■ **Task requirements**:
Repeat the listing below line by line, exactly, leaving its pictures behind.

[[ Extracted entries open ]]

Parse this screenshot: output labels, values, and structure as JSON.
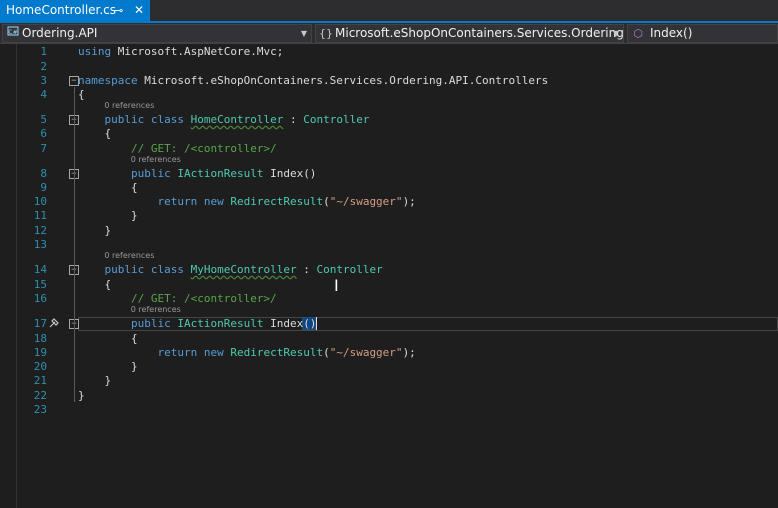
{
  "tab": {
    "title": "HomeController.cs",
    "pin_icon": "⊸",
    "close_icon": "✕"
  },
  "navbar": {
    "project": {
      "label": "Ordering.API",
      "icon": "project-icon"
    },
    "namespace": {
      "label": "Microsoft.eShopOnContainers.Services.Ordering.AP",
      "icon": "namespace-icon"
    },
    "member": {
      "label": "Index()",
      "icon": "method-icon"
    }
  },
  "lens": {
    "references": "0 references"
  },
  "colors": {
    "accent": "#007acc",
    "keyword": "#569cd6",
    "type": "#4ec9b0",
    "comment": "#57a64a",
    "string": "#d69d85",
    "line_number": "#2b91af"
  },
  "lines": [
    {
      "n": "1",
      "tokens": [
        [
          "kw",
          "using"
        ],
        [
          "tx",
          " Microsoft.AspNetCore.Mvc;"
        ]
      ]
    },
    {
      "n": "2",
      "tokens": []
    },
    {
      "n": "3",
      "tokens": [
        [
          "kw",
          "namespace"
        ],
        [
          "tx",
          " Microsoft.eShopOnContainers.Services.Ordering.API.Controllers"
        ]
      ]
    },
    {
      "n": "4",
      "tokens": [
        [
          "tx",
          "{"
        ]
      ]
    },
    {
      "n": "5",
      "tokens": [
        [
          "tx",
          "    "
        ],
        [
          "kw",
          "public"
        ],
        [
          "tx",
          " "
        ],
        [
          "kw",
          "class"
        ],
        [
          "tx",
          " "
        ],
        [
          "ty",
          "HomeController"
        ],
        [
          "tx",
          " : "
        ],
        [
          "ty",
          "Controller"
        ]
      ]
    },
    {
      "n": "6",
      "tokens": [
        [
          "tx",
          "    {"
        ]
      ]
    },
    {
      "n": "7",
      "tokens": [
        [
          "tx",
          "        "
        ],
        [
          "cm",
          "// GET: /<controller>/"
        ]
      ]
    },
    {
      "n": "8",
      "tokens": [
        [
          "tx",
          "        "
        ],
        [
          "kw",
          "public"
        ],
        [
          "tx",
          " "
        ],
        [
          "ty",
          "IActionResult"
        ],
        [
          "tx",
          " Index()"
        ]
      ]
    },
    {
      "n": "9",
      "tokens": [
        [
          "tx",
          "        {"
        ]
      ]
    },
    {
      "n": "10",
      "tokens": [
        [
          "tx",
          "            "
        ],
        [
          "kw",
          "return"
        ],
        [
          "tx",
          " "
        ],
        [
          "kw",
          "new"
        ],
        [
          "tx",
          " "
        ],
        [
          "ty",
          "RedirectResult"
        ],
        [
          "tx",
          "("
        ],
        [
          "st",
          "\"~/swagger\""
        ],
        [
          "tx",
          ");"
        ]
      ]
    },
    {
      "n": "11",
      "tokens": [
        [
          "tx",
          "        }"
        ]
      ]
    },
    {
      "n": "12",
      "tokens": [
        [
          "tx",
          "    }"
        ]
      ]
    },
    {
      "n": "13",
      "tokens": []
    },
    {
      "n": "14",
      "tokens": [
        [
          "tx",
          "    "
        ],
        [
          "kw",
          "public"
        ],
        [
          "tx",
          " "
        ],
        [
          "kw",
          "class"
        ],
        [
          "tx",
          " "
        ],
        [
          "ty",
          "MyHomeController"
        ],
        [
          "tx",
          " : "
        ],
        [
          "ty",
          "Controller"
        ]
      ]
    },
    {
      "n": "15",
      "tokens": [
        [
          "tx",
          "    {"
        ]
      ]
    },
    {
      "n": "16",
      "tokens": [
        [
          "tx",
          "        "
        ],
        [
          "cm",
          "// GET: /<controller>/"
        ]
      ]
    },
    {
      "n": "17",
      "tokens": [
        [
          "tx",
          "        "
        ],
        [
          "kw",
          "public"
        ],
        [
          "tx",
          " "
        ],
        [
          "ty",
          "IActionResult"
        ],
        [
          "tx",
          " Index()"
        ]
      ]
    },
    {
      "n": "18",
      "tokens": [
        [
          "tx",
          "        {"
        ]
      ]
    },
    {
      "n": "19",
      "tokens": [
        [
          "tx",
          "            "
        ],
        [
          "kw",
          "return"
        ],
        [
          "tx",
          " "
        ],
        [
          "kw",
          "new"
        ],
        [
          "tx",
          " "
        ],
        [
          "ty",
          "RedirectResult"
        ],
        [
          "tx",
          "("
        ],
        [
          "st",
          "\"~/swagger\""
        ],
        [
          "tx",
          ");"
        ]
      ]
    },
    {
      "n": "20",
      "tokens": [
        [
          "tx",
          "        }"
        ]
      ]
    },
    {
      "n": "21",
      "tokens": [
        [
          "tx",
          "    }"
        ]
      ]
    },
    {
      "n": "22",
      "tokens": [
        [
          "tx",
          "}"
        ]
      ]
    },
    {
      "n": "23",
      "tokens": []
    }
  ]
}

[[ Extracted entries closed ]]

■ **Answer to the problem**:
Parse this screenshot: output labels, values, and structure as JSON.
{
  "tab": {
    "title": "HomeController.cs",
    "pin_icon": "⊸",
    "close_icon": "✕"
  },
  "navbar": {
    "project": {
      "label": "Ordering.API",
      "icon": "project-icon"
    },
    "namespace": {
      "label": "Microsoft.eShopOnContainers.Services.Ordering.AP",
      "icon": "namespace-icon"
    },
    "member": {
      "label": "Index()",
      "icon": "method-icon"
    }
  },
  "lens": {
    "references": "0 references"
  },
  "colors": {
    "accent": "#007acc",
    "keyword": "#569cd6",
    "type": "#4ec9b0",
    "comment": "#57a64a",
    "string": "#d69d85",
    "line_number": "#2b91af"
  },
  "lines": [
    {
      "n": "1",
      "tokens": [
        [
          "kw",
          "using"
        ],
        [
          "tx",
          " Microsoft.AspNetCore.Mvc;"
        ]
      ]
    },
    {
      "n": "2",
      "tokens": []
    },
    {
      "n": "3",
      "tokens": [
        [
          "kw",
          "namespace"
        ],
        [
          "tx",
          " Microsoft.eShopOnContainers.Services.Ordering.API.Controllers"
        ]
      ]
    },
    {
      "n": "4",
      "tokens": [
        [
          "tx",
          "{"
        ]
      ]
    },
    {
      "n": "5",
      "tokens": [
        [
          "tx",
          "    "
        ],
        [
          "kw",
          "public"
        ],
        [
          "tx",
          " "
        ],
        [
          "kw",
          "class"
        ],
        [
          "tx",
          " "
        ],
        [
          "ty",
          "HomeController"
        ],
        [
          "tx",
          " : "
        ],
        [
          "ty",
          "Controller"
        ]
      ]
    },
    {
      "n": "6",
      "tokens": [
        [
          "tx",
          "    {"
        ]
      ]
    },
    {
      "n": "7",
      "tokens": [
        [
          "tx",
          "        "
        ],
        [
          "cm",
          "// GET: /<controller>/"
        ]
      ]
    },
    {
      "n": "8",
      "tokens": [
        [
          "tx",
          "        "
        ],
        [
          "kw",
          "public"
        ],
        [
          "tx",
          " "
        ],
        [
          "ty",
          "IActionResult"
        ],
        [
          "tx",
          " Index()"
        ]
      ]
    },
    {
      "n": "9",
      "tokens": [
        [
          "tx",
          "        {"
        ]
      ]
    },
    {
      "n": "10",
      "tokens": [
        [
          "tx",
          "            "
        ],
        [
          "kw",
          "return"
        ],
        [
          "tx",
          " "
        ],
        [
          "kw",
          "new"
        ],
        [
          "tx",
          " "
        ],
        [
          "ty",
          "RedirectResult"
        ],
        [
          "tx",
          "("
        ],
        [
          "st",
          "\"~/swagger\""
        ],
        [
          "tx",
          ");"
        ]
      ]
    },
    {
      "n": "11",
      "tokens": [
        [
          "tx",
          "        }"
        ]
      ]
    },
    {
      "n": "12",
      "tokens": [
        [
          "tx",
          "    }"
        ]
      ]
    },
    {
      "n": "13",
      "tokens": []
    },
    {
      "n": "14",
      "tokens": [
        [
          "tx",
          "    "
        ],
        [
          "kw",
          "public"
        ],
        [
          "tx",
          " "
        ],
        [
          "kw",
          "class"
        ],
        [
          "tx",
          " "
        ],
        [
          "ty",
          "MyHomeController"
        ],
        [
          "tx",
          " : "
        ],
        [
          "ty",
          "Controller"
        ]
      ]
    },
    {
      "n": "15",
      "tokens": [
        [
          "tx",
          "    {"
        ]
      ]
    },
    {
      "n": "16",
      "tokens": [
        [
          "tx",
          "        "
        ],
        [
          "cm",
          "// GET: /<controller>/"
        ]
      ]
    },
    {
      "n": "17",
      "tokens": [
        [
          "tx",
          "        "
        ],
        [
          "kw",
          "public"
        ],
        [
          "tx",
          " "
        ],
        [
          "ty",
          "IActionResult"
        ],
        [
          "tx",
          " Index()"
        ]
      ]
    },
    {
      "n": "18",
      "tokens": [
        [
          "tx",
          "        {"
        ]
      ]
    },
    {
      "n": "19",
      "tokens": [
        [
          "tx",
          "            "
        ],
        [
          "kw",
          "return"
        ],
        [
          "tx",
          " "
        ],
        [
          "kw",
          "new"
        ],
        [
          "tx",
          " "
        ],
        [
          "ty",
          "RedirectResult"
        ],
        [
          "tx",
          "("
        ],
        [
          "st",
          "\"~/swagger\""
        ],
        [
          "tx",
          ");"
        ]
      ]
    },
    {
      "n": "20",
      "tokens": [
        [
          "tx",
          "        }"
        ]
      ]
    },
    {
      "n": "21",
      "tokens": [
        [
          "tx",
          "    }"
        ]
      ]
    },
    {
      "n": "22",
      "tokens": [
        [
          "tx",
          "}"
        ]
      ]
    },
    {
      "n": "23",
      "tokens": []
    }
  ]
}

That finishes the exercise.